Apple has quietly replaced a Toshiba solid state drive in the MacBook Air with a faster alternative
Apple has quietly upgraded its MacBook Air, despite it only being six months old, according to reports.
The laptop appears to have received a speedier, new solid-state drive (SSD) suspected to be the work of Korea-based Samsung.
Apple begun shipping the super-light notebooks with SSDs with the model name SM128C, thought to be made by Samsung – which has provided Apple with SSDs in the past – instead of the Toshiba TS128C SSDs that the machines originally shipped with following their October 2010 introduction, according to an 15 April report from AnandTech.
“The interesting aspect is that the SM128C models provide quite a nice performance bump in at least one performance metric,” reported the tech site. “Benchmarks posted by users show that the SM128C manages up to 260MB/s read and 210MB/s write speeds. In our tests (and corroborating what users have reported), the TS128C only offers speeds of up to 210MB/s read and 185MB/s write. The SM128C also supports Native Command Queuing (NCQ) while the TS128C does not.”
While it’s possible that Apple decided to extend a bit of good will to its users, quietly speeding things without so much as a press release for bragging rights, another thought is that the move was precipitated by the recent catastrophic events in Japan, which have damaged or slowed production at a number of manufacturers’ sites – Toshiba’s included.
Due to damage from the massive 11 March earthquake and subsequent tsunami and aftershocks, a Toshiba chip plant responsible for microcontrollers and other system chips was closed, the Wall Street Journal reported 15 April, adding that aftershocks had again pushed back the date that a partial resumption of operations was scheduled to begin.
Toshiba President Norio Sasaki told the Journal that the impact of the events on Toshiba’s fiscal year, which ended in March, would “be limited,” though the company’s operating profit and revenue are expected to fall short of forecasts. Its fiscal net profit had been estimated at $1.2 billion (£841 million).
Research firm IHS iSuppli – days before Apple announced that it would begin shipping the iPad 2 in an additional 25 countries – expected the Cupertino computer maker to also have trouble meeting demand for the iPad 2, as a teardown had identified at least five components in the tablet that were the work of Japanese manufacturers, according to a 17 March report. Among the components was the tablet’s NAND flash from Toshiba.
In a 21 March research note, the firm additionally reported that the Japan earthquake had suspended 25 percent of the global production of silicon wafers used to create semiconductors.
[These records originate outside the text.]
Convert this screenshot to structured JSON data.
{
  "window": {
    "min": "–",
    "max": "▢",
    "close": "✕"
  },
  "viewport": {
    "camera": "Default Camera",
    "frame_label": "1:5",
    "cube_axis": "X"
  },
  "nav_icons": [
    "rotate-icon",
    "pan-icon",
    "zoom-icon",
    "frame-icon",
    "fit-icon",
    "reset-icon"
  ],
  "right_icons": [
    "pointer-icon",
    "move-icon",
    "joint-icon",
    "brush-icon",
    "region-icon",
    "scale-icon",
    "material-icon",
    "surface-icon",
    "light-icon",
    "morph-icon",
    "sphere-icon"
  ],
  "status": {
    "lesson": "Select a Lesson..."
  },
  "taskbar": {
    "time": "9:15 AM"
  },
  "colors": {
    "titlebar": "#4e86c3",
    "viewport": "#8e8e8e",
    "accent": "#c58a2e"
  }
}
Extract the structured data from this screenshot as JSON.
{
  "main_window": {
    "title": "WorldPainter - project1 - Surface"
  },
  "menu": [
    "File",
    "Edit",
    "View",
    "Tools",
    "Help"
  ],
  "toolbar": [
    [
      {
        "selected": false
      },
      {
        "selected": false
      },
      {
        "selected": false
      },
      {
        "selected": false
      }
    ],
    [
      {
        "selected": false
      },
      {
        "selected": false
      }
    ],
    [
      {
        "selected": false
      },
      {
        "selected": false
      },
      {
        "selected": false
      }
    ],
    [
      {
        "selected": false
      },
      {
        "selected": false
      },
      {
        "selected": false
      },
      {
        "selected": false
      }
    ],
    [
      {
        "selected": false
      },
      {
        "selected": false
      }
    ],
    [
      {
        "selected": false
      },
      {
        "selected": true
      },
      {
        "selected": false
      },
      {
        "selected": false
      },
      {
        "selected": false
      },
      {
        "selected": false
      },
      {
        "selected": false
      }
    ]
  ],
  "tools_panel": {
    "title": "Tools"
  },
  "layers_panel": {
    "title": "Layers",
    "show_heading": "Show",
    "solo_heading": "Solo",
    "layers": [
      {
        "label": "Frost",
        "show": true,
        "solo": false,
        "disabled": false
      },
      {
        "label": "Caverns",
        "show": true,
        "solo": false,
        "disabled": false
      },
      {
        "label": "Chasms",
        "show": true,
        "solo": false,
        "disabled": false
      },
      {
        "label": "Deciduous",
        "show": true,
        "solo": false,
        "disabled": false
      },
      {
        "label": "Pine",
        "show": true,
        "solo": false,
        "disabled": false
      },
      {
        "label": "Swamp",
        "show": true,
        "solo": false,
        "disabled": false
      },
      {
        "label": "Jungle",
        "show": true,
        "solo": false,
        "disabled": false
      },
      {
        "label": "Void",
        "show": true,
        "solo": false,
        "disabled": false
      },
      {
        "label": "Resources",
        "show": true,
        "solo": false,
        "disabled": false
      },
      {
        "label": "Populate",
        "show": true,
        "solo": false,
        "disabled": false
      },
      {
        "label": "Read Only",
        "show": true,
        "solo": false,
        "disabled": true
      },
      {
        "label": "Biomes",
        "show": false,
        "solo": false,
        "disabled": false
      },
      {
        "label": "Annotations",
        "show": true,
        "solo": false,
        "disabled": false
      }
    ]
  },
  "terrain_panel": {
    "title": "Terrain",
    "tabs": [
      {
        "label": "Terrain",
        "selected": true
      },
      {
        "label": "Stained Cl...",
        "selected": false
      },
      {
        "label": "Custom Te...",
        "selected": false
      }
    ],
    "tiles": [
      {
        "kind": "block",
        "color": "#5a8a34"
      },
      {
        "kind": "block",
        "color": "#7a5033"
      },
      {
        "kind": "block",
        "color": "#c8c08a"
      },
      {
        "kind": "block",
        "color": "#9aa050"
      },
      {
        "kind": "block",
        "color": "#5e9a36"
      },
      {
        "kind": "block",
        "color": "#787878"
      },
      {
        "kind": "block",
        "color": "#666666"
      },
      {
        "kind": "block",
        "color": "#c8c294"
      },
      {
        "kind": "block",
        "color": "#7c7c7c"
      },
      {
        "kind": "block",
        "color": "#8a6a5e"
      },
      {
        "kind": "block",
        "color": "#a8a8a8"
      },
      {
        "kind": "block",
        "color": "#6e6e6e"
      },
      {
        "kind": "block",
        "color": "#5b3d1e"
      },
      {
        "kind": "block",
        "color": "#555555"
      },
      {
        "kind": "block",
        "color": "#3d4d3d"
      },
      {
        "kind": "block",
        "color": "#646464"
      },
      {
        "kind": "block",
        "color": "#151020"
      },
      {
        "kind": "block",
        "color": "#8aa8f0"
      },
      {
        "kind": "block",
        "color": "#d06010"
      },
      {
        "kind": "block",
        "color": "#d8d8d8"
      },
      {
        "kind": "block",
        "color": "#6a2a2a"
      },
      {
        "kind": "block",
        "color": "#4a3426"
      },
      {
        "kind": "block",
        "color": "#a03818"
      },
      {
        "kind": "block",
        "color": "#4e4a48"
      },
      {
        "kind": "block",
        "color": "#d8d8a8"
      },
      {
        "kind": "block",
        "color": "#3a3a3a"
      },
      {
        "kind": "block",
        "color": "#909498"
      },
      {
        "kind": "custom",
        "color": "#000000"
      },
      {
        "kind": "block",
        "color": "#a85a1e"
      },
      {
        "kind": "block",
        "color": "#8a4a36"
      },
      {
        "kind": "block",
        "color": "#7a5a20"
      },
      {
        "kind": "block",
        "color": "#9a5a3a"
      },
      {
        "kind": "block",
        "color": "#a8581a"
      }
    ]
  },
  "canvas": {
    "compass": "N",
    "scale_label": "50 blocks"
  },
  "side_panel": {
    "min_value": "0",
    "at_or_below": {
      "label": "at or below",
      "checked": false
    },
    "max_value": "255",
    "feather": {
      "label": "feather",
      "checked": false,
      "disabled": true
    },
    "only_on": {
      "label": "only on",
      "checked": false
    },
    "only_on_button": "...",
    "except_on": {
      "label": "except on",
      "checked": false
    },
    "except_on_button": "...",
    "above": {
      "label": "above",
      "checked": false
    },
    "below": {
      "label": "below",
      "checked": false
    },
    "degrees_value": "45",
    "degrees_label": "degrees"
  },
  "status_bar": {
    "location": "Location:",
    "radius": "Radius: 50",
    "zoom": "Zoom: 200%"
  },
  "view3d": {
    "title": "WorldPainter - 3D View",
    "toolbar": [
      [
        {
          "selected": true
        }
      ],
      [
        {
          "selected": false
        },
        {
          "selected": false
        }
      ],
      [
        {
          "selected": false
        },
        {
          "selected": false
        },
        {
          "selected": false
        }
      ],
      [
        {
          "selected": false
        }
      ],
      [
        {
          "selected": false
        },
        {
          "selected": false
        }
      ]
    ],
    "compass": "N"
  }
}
“These companies supply not only domestic Japanese demand for wafers but also semiconductor manufacturers around the world,” according to the report. “Because of this, the suspension of operations at these plants could have wide-ranging implications beyond the Japanese electronics industry.”
The SSDs were a major part of the MacBook Air’s redesign. Introducing it, Apple CEO Steve Jobs described the notebook as being “like nothing we’ve ever created before,” and likened it to “what would happen if a MacBook and an iPad hooked up.” Replacing the notebook’s hard drive with an SSD helped Apple to achieve a device weight of just 2.3 pounds, improve battery life and offer instant-on capabilities.
“MacBook Air is the first of a new generation of notebooks that leaves behind mechanical rotating storage in favour of solid state flash storage,” Jobs said in a statement at the time, adding that the MacBook Air would “change the way we think about notebooks.”